“Sucking at something is the first step to being sorta good at something.” — Morgan Missen
10 years ago this summer, I started my first internship in journalism. I was 16. That summer, I got an article published in the A section of The Boston Globe, and I thought: This journalism thing is going to be easy. I thought I was going to be a very big deal.
Five years ago this summer, I went to China to cover the Beijing Olympics for the Rocky Mountain News. I was in China, reporting on the biggest sporting event in the world. I was doing good reporting, and my bosses were happy with me. I was convinced: I was going to be a very big deal.
And now it’s five years later, and… well, the words “big deal” probably don’t apply just yet. I’m really happy with where I am in journalism. Thrilled, actually.
But this isn’t what I thought it would be. I had visions of reporting, of telling big feature stories that won big awards, of traveling to tell stories that could change lives. I had huge ambition, and no reason to doubt that everything I wanted would come soon.
I never thought about the work. There was no concept that it was going to take work and time and screw-ups to get somewhere good. Everything came easy: the reporting, the writing, the opportunities. Stuff just seemed to work out.
But I ended up in a pretty great place anyway. I’ve learned about the work. I’ve had leaps forward, and I’ve taken steps back. I have screwed up a lot, and I’m better for it.
Somewhere down the road, I might even get good at whatever it is that I do. I’m 26 now, and I think I’m getting closer.
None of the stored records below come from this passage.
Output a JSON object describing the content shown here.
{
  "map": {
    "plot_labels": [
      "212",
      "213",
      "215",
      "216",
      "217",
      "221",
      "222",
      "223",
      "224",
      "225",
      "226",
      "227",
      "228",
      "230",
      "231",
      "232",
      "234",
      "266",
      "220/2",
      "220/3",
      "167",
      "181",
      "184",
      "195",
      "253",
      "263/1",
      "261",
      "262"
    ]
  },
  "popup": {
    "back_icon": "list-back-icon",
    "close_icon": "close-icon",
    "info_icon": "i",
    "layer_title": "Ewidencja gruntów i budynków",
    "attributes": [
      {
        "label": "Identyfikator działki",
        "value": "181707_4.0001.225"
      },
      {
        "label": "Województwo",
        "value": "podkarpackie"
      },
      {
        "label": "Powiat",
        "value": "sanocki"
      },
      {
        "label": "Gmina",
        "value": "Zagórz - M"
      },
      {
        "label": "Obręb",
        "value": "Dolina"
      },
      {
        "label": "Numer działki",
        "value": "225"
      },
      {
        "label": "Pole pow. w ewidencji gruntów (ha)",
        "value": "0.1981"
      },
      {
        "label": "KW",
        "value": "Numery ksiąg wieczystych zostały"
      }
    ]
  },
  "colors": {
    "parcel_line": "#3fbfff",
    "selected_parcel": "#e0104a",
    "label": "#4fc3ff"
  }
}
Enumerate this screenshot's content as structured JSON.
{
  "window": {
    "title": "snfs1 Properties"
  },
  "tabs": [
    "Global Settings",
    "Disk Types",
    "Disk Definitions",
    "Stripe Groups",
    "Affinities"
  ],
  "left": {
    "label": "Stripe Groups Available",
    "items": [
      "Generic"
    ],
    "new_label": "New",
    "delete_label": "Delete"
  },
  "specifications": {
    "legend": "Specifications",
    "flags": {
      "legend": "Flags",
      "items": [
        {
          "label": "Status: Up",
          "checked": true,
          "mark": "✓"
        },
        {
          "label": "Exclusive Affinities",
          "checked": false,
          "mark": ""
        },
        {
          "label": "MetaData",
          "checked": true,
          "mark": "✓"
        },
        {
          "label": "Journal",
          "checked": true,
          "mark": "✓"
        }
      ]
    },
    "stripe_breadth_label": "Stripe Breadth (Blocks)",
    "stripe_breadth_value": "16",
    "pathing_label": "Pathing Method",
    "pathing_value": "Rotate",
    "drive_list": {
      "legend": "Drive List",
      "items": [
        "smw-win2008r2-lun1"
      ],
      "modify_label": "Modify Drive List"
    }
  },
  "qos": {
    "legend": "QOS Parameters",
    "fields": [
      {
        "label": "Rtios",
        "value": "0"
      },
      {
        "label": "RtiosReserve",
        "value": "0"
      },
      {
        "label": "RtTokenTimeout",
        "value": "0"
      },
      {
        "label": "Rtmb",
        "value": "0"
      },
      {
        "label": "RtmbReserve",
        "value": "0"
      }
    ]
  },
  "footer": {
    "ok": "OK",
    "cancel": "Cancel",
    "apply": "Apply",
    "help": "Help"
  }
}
Not close — but definitely closer.
Every once in a while, someone tells me how far along I am. They say I’m doing well — really well for someone this young. They talk about how quickly success has come for me.
And not too far off — maybe a few years down the road, even — there’ll be more of them. They’ll talk about how fast it’s all happened for me. The words “overnight success” might even be used.
And only I will know: I’ll have been an overnight success more than a decade in the making.